Bumblefoot in rat
  • Bumblefoot, or ulcerative pododermatitis, is the inflammation and infection of the plantar surface and connective tissue of the foot/feet.
  • Bumblefoot is usually genetic, or found most commonly in older, overweight, diabetic rats and mice, or in rats and mice that have been living in unsanitary conditions.
  • It's a bacterial infection usually caused by Staphylococcus aureus.
  • It usually appears as round reddish swelling (the bumble) or an ulcer that can form a yellowish crusty scab.
  • It sometimes breaks open and bleeds. It often affects both back feet, although one foot is usually worse than the other.
  • If pus or a bad smell is present, it means that a secondary abscess has formed under the bumble and surgery may be necessary.
  • The infection occurs through continuous pressure and irritation on the foot and is a chronic problem. It may also be associated with the wire floring of the cage and using pine or cedar shavings.

    • Signs:
    • Bumblefoot starts out as small reddened bumps that look a bit like calluses.
    • These bumps can eventually become quite large and may intermittently bleed and scab over.

    Bumblefoot in Rat
      Treatment
    • At the first sign of bumblefoot, see your veterinarian.
    • A combination of oral antibiotic treatment along with topical cleaning and treatment of the wounds (as directed by your vet) is usually the first course of treatment.
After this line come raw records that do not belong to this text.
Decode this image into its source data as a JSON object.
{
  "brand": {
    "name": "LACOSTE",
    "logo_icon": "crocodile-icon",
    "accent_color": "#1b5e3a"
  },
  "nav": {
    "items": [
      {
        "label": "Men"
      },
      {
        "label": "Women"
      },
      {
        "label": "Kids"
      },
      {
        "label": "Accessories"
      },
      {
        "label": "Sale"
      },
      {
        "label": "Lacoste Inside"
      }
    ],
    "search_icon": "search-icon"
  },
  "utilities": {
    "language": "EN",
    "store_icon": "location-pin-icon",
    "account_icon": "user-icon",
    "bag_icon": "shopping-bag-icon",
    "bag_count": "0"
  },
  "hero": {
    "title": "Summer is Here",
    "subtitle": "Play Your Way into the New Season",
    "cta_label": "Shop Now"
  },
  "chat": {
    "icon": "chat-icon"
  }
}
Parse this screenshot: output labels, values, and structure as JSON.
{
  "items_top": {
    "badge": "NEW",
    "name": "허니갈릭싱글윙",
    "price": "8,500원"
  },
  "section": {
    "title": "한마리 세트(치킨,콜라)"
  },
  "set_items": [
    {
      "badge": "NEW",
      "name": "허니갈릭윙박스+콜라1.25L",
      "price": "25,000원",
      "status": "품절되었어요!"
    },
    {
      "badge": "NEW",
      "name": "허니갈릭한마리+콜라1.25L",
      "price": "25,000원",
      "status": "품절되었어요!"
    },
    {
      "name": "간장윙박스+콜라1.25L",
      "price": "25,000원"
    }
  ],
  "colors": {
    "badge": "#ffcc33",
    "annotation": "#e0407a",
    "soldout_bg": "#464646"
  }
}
There is a topical item called Blu-Kote that can be applied to the bumblefoot.
    • For bumblefoot lesions that do not respond, surgical treatment may be necessary, but this has significant risks and variable success.
    • Early detection and treatment is vital for the best results but Prevention is the best option.

      Prevention
    • The best thing you can do to prevent bumblefoot from the start is to buy a cage that does not have a wire bottom.
    • Frequent and thorough cage cleaning appears to be the best defense. All waste matter and soiled bedding should be removed on a regular basis.
    • Eliminate roughly textured bedding such as wood chips, pine or cedar shavings and corn cob litter. Alternatives such as CareFresh may be used. Using a litter box can help keep the bedding cleaner.
    • Prevent your rats and mice from becoming overweight by providing a healthy diet and lots of opportunity for exercise. Older rats and mice may also walk more flat-footed to be sure to provide soft bedding and surfaces for older or weak rats and mice.